Health insurance and managed care providers may or may not cover the treatment costs associated with a clinical trial. This is why it is important to check with your insurance company before enrolling in a clinical trial to see if they will cover the costs of participating in a specific clinical trial. In many cases, the research team can help you contact a representative of your health plan and find out about coverage. Medicare reimburses patient care costs for its beneficiaries who participate in clinical trials designed to diagnose or treat cancer. Information about Medicare coverage of clinical trials is available at www.medicare.gov or by calling Medicare’s toll-free number for beneficiaries at 1–800–633–4227 (1–800–MEDICARE).
Additional information about clinical trials can be found at:
Clinical trials are typically designed to test investigational drugs for specific conditions, for example a certain type or stage of cancer. Before you may participate in a clinical trial, the research team will ask you many questions to determine your eligibility. If you are interested in participating in a clinical trial, you can also find ongoing cancer trials that may be suitable for you by using BCAN/Emerging Med’s cancer clinical trial matching and referral service.
To view webinars on clinical trials and bladder cancer, click here.

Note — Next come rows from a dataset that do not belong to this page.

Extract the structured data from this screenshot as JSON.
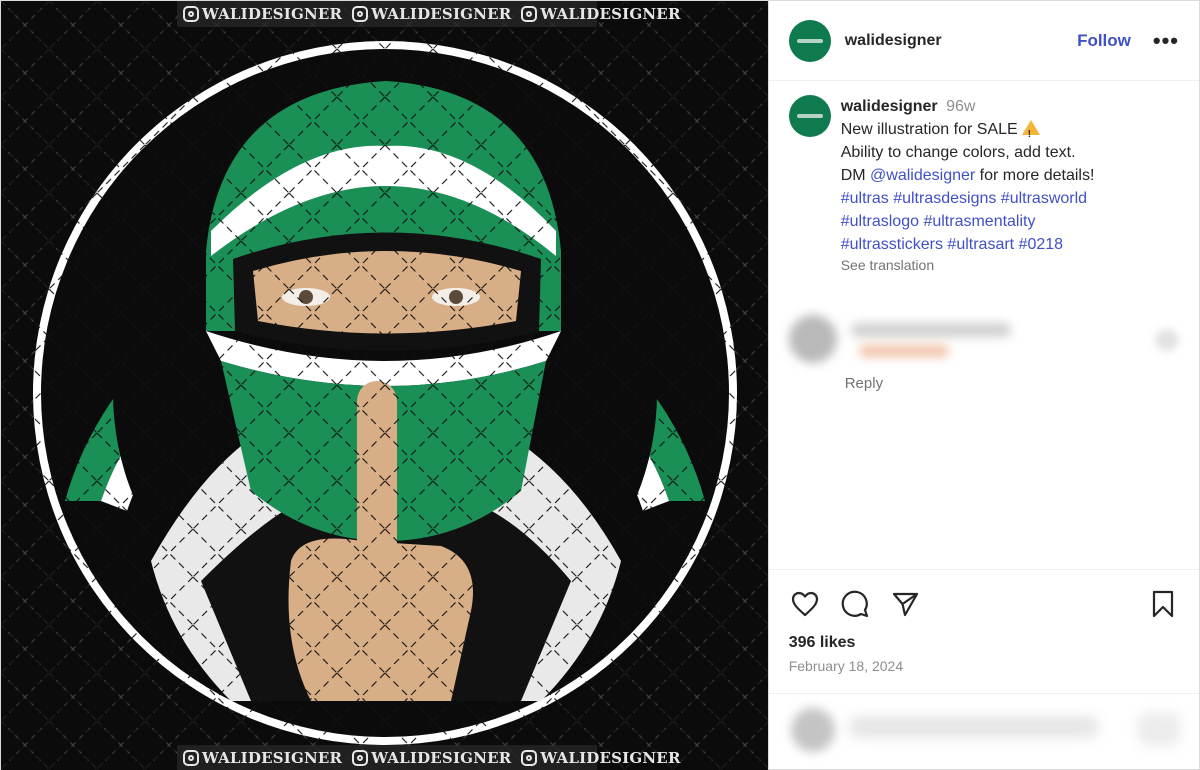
{
  "media": {
    "watermark": [
      "WALIDESIGNER",
      "WALIDESIGNER",
      "WALIDESIGNER"
    ],
    "colors": {
      "green": "#1a8f56",
      "white": "#ffffff",
      "skin": "#d8ae86",
      "background": "#0b0b0b"
    }
  },
  "header": {
    "username": "walidesigner",
    "follow_label": "Follow",
    "more_icon": "more-horizontal-icon"
  },
  "caption": {
    "username": "walidesigner",
    "time": "96w",
    "line1": "New illustration for SALE",
    "line2": "Ability to change colors, add text.",
    "line3_prefix": "DM ",
    "mention": "@walidesigner",
    "line3_suffix": " for more details!",
    "hashtags_line1": "#ultras #ultrasdesigns #ultrasworld",
    "hashtags_line2": "#ultraslogo #ultrasmentality",
    "hashtags_line3": "#ultrasstickers #ultrasart #0218",
    "see_translation": "See translation"
  },
  "comment": {
    "reply_label": "Reply"
  },
  "actions": {
    "icons": [
      "heart-icon",
      "comment-icon",
      "share-icon",
      "bookmark-icon"
    ],
    "likes": "396 likes",
    "date": "February 18, 2024"
  },
  "theme": {
    "link": "#4150c7",
    "muted": "#8e8e8e"
  }
}
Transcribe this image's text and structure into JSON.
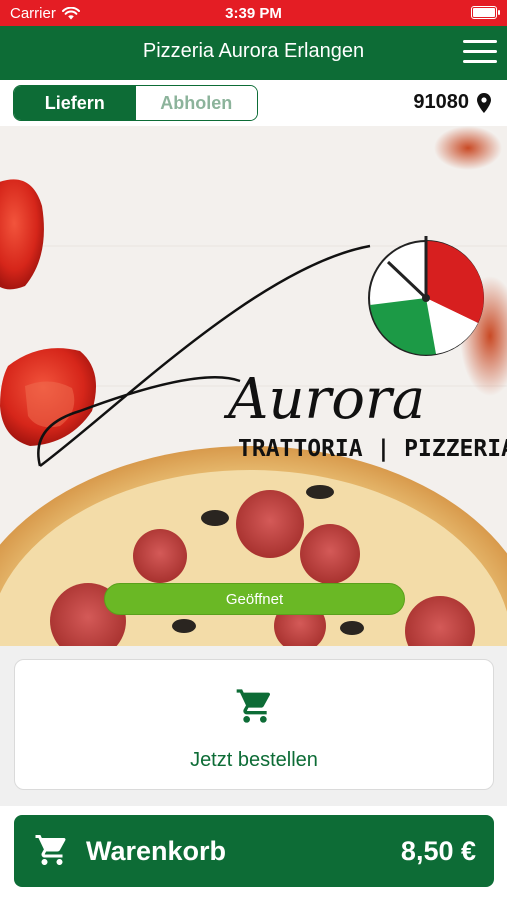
{
  "status_bar": {
    "carrier": "Carrier",
    "time": "3:39 PM",
    "battery_level": 1.0
  },
  "nav": {
    "title": "Pizzeria Aurora Erlangen",
    "menu_icon": "hamburger-menu-icon"
  },
  "order_mode": {
    "options": [
      "Liefern",
      "Abholen"
    ],
    "selected": "Liefern"
  },
  "location": {
    "zip": "91080",
    "icon": "location-pin-icon"
  },
  "hero": {
    "logo_script": "Aurora",
    "logo_tagline": "TRATTORIA | PIZZERIA",
    "status_badge": "Geöffnet"
  },
  "order_card": {
    "label": "Jetzt bestellen",
    "icon": "cart-icon"
  },
  "cart": {
    "label": "Warenkorb",
    "total": "8,50 €",
    "icon": "cart-icon"
  },
  "colors": {
    "primary": "#0d6c36",
    "status_bar": "#e41d24",
    "open_badge": "#6ab825"
  }
}
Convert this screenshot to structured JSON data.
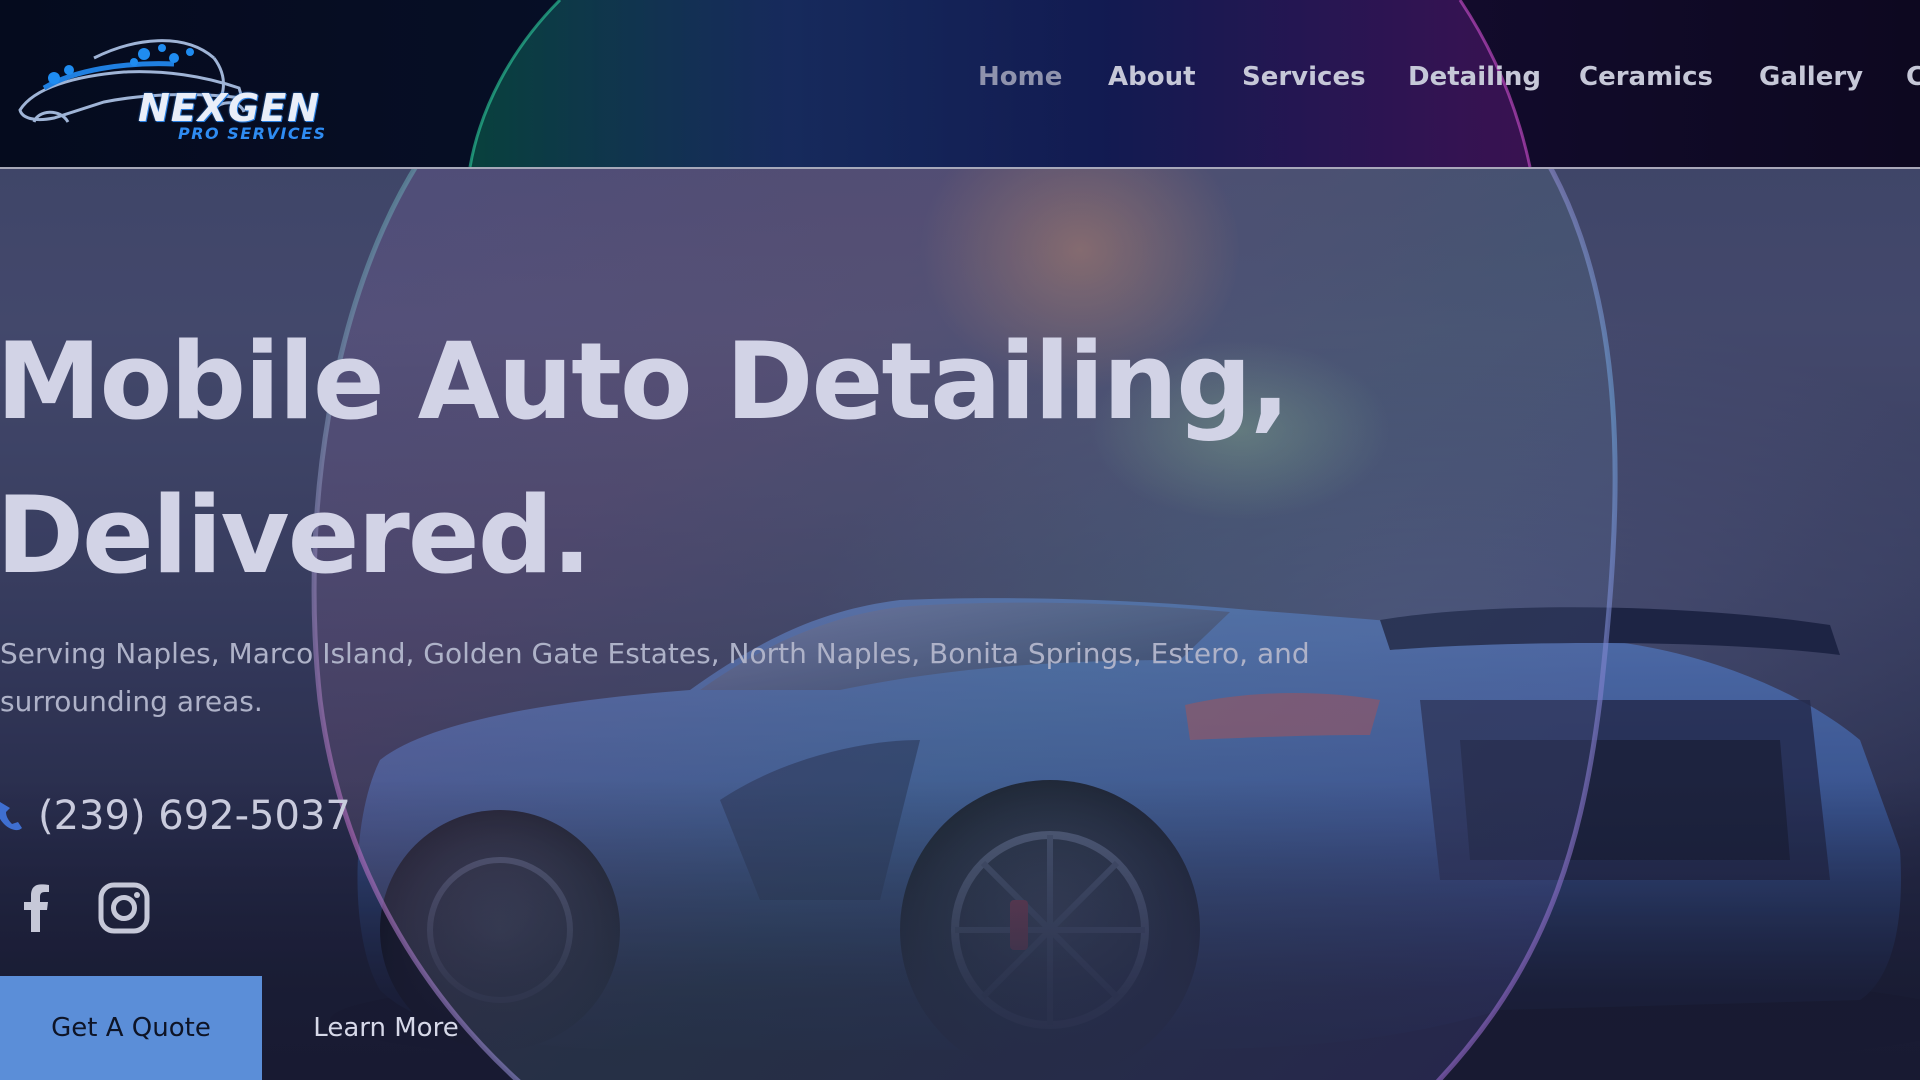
{
  "brand": {
    "logo_alt": "NEXGEN PRO SERVICES",
    "name": "NEXGEN",
    "tagline": "PRO SERVICES",
    "colors": {
      "primary_blue": "#2f8cf2",
      "header_bg": "#07102a",
      "button_bg": "#5b8ed8"
    }
  },
  "nav": {
    "items": [
      {
        "label": "Home",
        "active": true
      },
      {
        "label": "About"
      },
      {
        "label": "Services"
      },
      {
        "label": "Detailing"
      },
      {
        "label": "Ceramics"
      },
      {
        "label": "Gallery"
      },
      {
        "label": "C"
      }
    ]
  },
  "hero": {
    "title_line1": "Mobile Auto Detailing,",
    "title_line2": "Delivered.",
    "subtitle": "Serving Naples, Marco Island, Golden Gate Estates, North Naples, Bonita Springs, Estero, and surrounding areas.",
    "phone": "(239) 692-5037",
    "phone_icon": "phone-icon",
    "social": [
      {
        "icon": "facebook-icon"
      },
      {
        "icon": "instagram-icon"
      }
    ],
    "cta_primary": "Get A Quote",
    "cta_secondary": "Learn More"
  }
}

The information and services provides by the Bladder Cancer Advocacy Network (BCAN) are for informational purposes only. The information and services are not intended to be substitutes for professional medical advice, diagnosis or treatment. If you are ill, or suspect that you are ill, seek professional medical attention immediately! BCAN does not recommend or endorse any specific physicians, treatments, procedures or products even though they may be mentioned on this site